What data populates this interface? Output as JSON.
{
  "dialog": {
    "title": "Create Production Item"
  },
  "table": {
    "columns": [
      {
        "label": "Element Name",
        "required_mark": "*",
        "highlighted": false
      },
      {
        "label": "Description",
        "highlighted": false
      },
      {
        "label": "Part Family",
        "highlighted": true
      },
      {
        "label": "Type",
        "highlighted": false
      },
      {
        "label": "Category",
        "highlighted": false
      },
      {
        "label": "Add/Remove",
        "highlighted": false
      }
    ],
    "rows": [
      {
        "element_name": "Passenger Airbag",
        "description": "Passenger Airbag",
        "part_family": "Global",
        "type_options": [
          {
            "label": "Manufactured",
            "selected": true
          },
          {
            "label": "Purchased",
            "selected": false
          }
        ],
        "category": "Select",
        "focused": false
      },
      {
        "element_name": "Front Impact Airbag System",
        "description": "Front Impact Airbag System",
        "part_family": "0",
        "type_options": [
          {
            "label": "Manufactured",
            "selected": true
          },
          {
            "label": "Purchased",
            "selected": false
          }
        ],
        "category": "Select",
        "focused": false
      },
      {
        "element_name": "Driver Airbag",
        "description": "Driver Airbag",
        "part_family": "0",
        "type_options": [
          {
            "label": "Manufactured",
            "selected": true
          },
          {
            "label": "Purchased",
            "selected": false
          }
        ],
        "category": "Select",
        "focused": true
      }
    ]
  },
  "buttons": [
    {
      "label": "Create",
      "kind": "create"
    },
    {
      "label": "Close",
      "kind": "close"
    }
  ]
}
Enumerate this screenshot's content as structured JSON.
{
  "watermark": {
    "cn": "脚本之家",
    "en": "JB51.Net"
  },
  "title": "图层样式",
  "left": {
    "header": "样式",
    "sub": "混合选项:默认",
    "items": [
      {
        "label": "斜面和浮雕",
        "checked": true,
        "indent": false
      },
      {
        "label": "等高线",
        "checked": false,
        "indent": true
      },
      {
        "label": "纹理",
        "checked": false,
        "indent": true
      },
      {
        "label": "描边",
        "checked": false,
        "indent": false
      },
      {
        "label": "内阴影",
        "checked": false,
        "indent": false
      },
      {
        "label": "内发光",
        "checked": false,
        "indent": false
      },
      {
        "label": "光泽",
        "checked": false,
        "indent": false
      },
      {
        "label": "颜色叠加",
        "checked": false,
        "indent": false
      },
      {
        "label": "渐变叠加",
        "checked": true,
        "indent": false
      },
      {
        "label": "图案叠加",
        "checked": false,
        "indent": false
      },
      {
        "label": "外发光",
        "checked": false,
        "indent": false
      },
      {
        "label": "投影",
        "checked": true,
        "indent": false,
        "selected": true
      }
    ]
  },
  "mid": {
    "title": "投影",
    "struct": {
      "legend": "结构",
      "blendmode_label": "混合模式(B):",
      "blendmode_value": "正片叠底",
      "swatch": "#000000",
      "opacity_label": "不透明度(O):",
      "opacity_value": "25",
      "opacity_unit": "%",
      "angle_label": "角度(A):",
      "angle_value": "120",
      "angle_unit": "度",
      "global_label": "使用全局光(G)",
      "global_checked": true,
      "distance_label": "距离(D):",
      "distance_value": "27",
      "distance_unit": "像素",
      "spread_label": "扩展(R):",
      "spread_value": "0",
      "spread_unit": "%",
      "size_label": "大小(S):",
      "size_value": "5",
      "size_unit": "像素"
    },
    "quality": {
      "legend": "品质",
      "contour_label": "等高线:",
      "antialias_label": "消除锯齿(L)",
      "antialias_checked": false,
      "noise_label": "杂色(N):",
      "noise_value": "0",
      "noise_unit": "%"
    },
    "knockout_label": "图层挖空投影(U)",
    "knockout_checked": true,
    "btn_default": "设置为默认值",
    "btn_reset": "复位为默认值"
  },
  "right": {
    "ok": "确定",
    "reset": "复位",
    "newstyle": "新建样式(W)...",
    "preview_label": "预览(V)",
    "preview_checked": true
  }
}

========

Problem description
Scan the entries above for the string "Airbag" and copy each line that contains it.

Solved exercise
        "element_name": "Passenger Airbag",
        "description": "Passenger Airbag",
        "element_name": "Front Impact Airbag System",
        "description": "Front Impact Airbag System",
        "element_name": "Driver Airbag",
        "description": "Driver Airbag",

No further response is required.